- [Exercise objective]:
The full listing, reproduced exactly, is what the response must contain.

- [Data listing]:
= = =

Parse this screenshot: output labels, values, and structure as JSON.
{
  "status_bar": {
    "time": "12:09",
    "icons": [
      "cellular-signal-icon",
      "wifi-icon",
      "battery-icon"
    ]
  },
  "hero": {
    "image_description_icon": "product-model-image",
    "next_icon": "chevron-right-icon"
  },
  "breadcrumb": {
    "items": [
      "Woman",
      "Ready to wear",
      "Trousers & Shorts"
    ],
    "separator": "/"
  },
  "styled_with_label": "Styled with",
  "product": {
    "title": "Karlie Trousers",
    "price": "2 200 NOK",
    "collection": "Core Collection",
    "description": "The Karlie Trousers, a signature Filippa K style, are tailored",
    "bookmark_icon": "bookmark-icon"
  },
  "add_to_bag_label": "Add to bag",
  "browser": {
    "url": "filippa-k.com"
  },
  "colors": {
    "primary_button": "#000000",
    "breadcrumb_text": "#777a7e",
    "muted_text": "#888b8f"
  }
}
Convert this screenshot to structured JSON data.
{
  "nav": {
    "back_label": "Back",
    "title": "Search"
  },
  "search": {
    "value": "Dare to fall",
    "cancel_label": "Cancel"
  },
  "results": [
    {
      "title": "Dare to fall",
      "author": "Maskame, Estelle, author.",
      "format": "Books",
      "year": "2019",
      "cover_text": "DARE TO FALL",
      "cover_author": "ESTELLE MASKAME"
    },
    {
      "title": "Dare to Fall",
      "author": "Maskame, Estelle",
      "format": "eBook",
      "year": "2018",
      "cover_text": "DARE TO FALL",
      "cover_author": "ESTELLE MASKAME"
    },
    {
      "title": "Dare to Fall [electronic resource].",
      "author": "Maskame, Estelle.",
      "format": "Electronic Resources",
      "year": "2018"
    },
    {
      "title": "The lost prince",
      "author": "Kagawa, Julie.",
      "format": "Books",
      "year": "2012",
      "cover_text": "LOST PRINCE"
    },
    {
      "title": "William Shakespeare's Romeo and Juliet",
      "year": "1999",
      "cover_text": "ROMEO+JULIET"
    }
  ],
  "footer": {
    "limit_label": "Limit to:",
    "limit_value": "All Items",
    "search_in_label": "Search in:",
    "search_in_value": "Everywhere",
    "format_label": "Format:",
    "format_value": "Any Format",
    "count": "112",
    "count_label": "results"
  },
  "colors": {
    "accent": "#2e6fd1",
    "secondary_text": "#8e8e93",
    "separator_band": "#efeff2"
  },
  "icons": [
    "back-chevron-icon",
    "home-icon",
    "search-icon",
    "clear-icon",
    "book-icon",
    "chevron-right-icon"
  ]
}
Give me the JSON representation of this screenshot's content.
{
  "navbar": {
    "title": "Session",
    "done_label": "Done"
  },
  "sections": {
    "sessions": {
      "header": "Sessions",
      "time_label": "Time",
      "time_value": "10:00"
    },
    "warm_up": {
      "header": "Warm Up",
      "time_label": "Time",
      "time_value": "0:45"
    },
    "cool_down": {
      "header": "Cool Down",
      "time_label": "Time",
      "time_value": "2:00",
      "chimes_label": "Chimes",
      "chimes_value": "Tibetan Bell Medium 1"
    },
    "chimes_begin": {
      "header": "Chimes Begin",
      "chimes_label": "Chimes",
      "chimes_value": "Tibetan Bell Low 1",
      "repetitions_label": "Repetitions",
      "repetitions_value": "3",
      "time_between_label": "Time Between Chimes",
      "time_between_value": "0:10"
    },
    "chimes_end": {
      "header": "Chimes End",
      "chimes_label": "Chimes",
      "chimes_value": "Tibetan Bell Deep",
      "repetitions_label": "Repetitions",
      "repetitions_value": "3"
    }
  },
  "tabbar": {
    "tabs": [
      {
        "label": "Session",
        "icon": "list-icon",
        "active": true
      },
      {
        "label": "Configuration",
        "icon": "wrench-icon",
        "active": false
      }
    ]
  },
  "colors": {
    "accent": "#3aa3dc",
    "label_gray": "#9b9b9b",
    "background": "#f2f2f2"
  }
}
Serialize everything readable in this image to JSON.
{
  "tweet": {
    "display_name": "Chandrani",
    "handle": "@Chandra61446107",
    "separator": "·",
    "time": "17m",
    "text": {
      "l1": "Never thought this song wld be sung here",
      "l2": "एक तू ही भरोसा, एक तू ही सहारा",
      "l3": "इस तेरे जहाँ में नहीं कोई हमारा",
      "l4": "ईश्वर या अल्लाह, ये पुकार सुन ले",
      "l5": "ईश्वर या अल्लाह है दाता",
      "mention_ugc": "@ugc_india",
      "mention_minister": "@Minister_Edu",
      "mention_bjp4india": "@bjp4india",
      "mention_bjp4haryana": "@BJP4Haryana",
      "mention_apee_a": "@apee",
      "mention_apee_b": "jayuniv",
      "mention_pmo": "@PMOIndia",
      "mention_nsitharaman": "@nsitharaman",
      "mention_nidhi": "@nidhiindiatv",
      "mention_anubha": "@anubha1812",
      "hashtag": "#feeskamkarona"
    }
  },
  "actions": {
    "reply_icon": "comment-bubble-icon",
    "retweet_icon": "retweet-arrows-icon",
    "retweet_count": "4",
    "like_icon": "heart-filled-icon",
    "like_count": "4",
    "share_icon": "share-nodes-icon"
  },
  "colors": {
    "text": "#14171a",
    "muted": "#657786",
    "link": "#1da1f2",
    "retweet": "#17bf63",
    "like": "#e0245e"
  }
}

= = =

- [Exercise answer]:
Parse this screenshot: output labels, values, and structure as JSON.
{
  "status_bar": {
    "time": "12:09",
    "icons": [
      "cellular-signal-icon",
      "wifi-icon",
      "battery-icon"
    ]
  },
  "hero": {
    "image_description_icon": "product-model-image",
    "next_icon": "chevron-right-icon"
  },
  "breadcrumb": {
    "items": [
      "Woman",
      "Ready to wear",
      "Trousers & Shorts"
    ],
    "separator": "/"
  },
  "styled_with_label": "Styled with",
  "product": {
    "title": "Karlie Trousers",
    "price": "2 200 NOK",
    "collection": "Core Collection",
    "description": "The Karlie Trousers, a signature Filippa K style, are tailored",
    "bookmark_icon": "bookmark-icon"
  },
  "add_to_bag_label": "Add to bag",
  "browser": {
    "url": "filippa-k.com"
  },
  "colors": {
    "primary_button": "#000000",
    "breadcrumb_text": "#777a7e",
    "muted_text": "#888b8f"
  }
}
Convert this screenshot to structured JSON data.
{
  "nav": {
    "back_label": "Back",
    "title": "Search"
  },
  "search": {
    "value": "Dare to fall",
    "cancel_label": "Cancel"
  },
  "results": [
    {
      "title": "Dare to fall",
      "author": "Maskame, Estelle, author.",
      "format": "Books",
      "year": "2019",
      "cover_text": "DARE TO FALL",
      "cover_author": "ESTELLE MASKAME"
    },
    {
      "title": "Dare to Fall",
      "author": "Maskame, Estelle",
      "format": "eBook",
      "year": "2018",
      "cover_text": "DARE TO FALL",
      "cover_author": "ESTELLE MASKAME"
    },
    {
      "title": "Dare to Fall [electronic resource].",
      "author": "Maskame, Estelle.",
      "format": "Electronic Resources",
      "year": "2018"
    },
    {
      "title": "The lost prince",
      "author": "Kagawa, Julie.",
      "format": "Books",
      "year": "2012",
      "cover_text": "LOST PRINCE"
    },
    {
      "title": "William Shakespeare's Romeo and Juliet",
      "year": "1999",
      "cover_text": "ROMEO+JULIET"
    }
  ],
  "footer": {
    "limit_label": "Limit to:",
    "limit_value": "All Items",
    "search_in_label": "Search in:",
    "search_in_value": "Everywhere",
    "format_label": "Format:",
    "format_value": "Any Format",
    "count": "112",
    "count_label": "results"
  },
  "colors": {
    "accent": "#2e6fd1",
    "secondary_text": "#8e8e93",
    "separator_band": "#efeff2"
  },
  "icons": [
    "back-chevron-icon",
    "home-icon",
    "search-icon",
    "clear-icon",
    "book-icon",
    "chevron-right-icon"
  ]
}
Give me the JSON representation of this screenshot's content.
{
  "navbar": {
    "title": "Session",
    "done_label": "Done"
  },
  "sections": {
    "sessions": {
      "header": "Sessions",
      "time_label": "Time",
      "time_value": "10:00"
    },
    "warm_up": {
      "header": "Warm Up",
      "time_label": "Time",
      "time_value": "0:45"
    },
    "cool_down": {
      "header": "Cool Down",
      "time_label": "Time",
      "time_value": "2:00",
      "chimes_label": "Chimes",
      "chimes_value": "Tibetan Bell Medium 1"
    },
    "chimes_begin": {
      "header": "Chimes Begin",
      "chimes_label": "Chimes",
      "chimes_value": "Tibetan Bell Low 1",
      "repetitions_label": "Repetitions",
      "repetitions_value": "3",
      "time_between_label": "Time Between Chimes",
      "time_between_value": "0:10"
    },
    "chimes_end": {
      "header": "Chimes End",
      "chimes_label": "Chimes",
      "chimes_value": "Tibetan Bell Deep",
      "repetitions_label": "Repetitions",
      "repetitions_value": "3"
    }
  },
  "tabbar": {
    "tabs": [
      {
        "label": "Session",
        "icon": "list-icon",
        "active": true
      },
      {
        "label": "Configuration",
        "icon": "wrench-icon",
        "active": false
      }
    ]
  },
  "colors": {
    "accent": "#3aa3dc",
    "label_gray": "#9b9b9b",
    "background": "#f2f2f2"
  }
}
Serialize everything readable in this image to JSON.
{
  "tweet": {
    "display_name": "Chandrani",
    "handle": "@Chandra61446107",
    "separator": "·",
    "time": "17m",
    "text": {
      "l1": "Never thought this song wld be sung here",
      "l2": "एक तू ही भरोसा, एक तू ही सहारा",
      "l3": "इस तेरे जहाँ में नहीं कोई हमारा",
      "l4": "ईश्वर या अल्लाह, ये पुकार सुन ले",
      "l5": "ईश्वर या अल्लाह है दाता",
      "mention_ugc": "@ugc_india",
      "mention_minister": "@Minister_Edu",
      "mention_bjp4india": "@bjp4india",
      "mention_bjp4haryana": "@BJP4Haryana",
      "mention_apee_a": "@apee",
      "mention_apee_b": "jayuniv",
      "mention_pmo": "@PMOIndia",
      "mention_nsitharaman": "@nsitharaman",
      "mention_nidhi": "@nidhiindiatv",
      "mention_anubha": "@anubha1812",
      "hashtag": "#feeskamkarona"
    }
  },
  "actions": {
    "reply_icon": "comment-bubble-icon",
    "retweet_icon": "retweet-arrows-icon",
    "retweet_count": "4",
    "like_icon": "heart-filled-icon",
    "like_count": "4",
    "share_icon": "share-nodes-icon"
  },
  "colors": {
    "text": "#14171a",
    "muted": "#657786",
    "link": "#1da1f2",
    "retweet": "#17bf63",
    "like": "#e0245e"
  }
}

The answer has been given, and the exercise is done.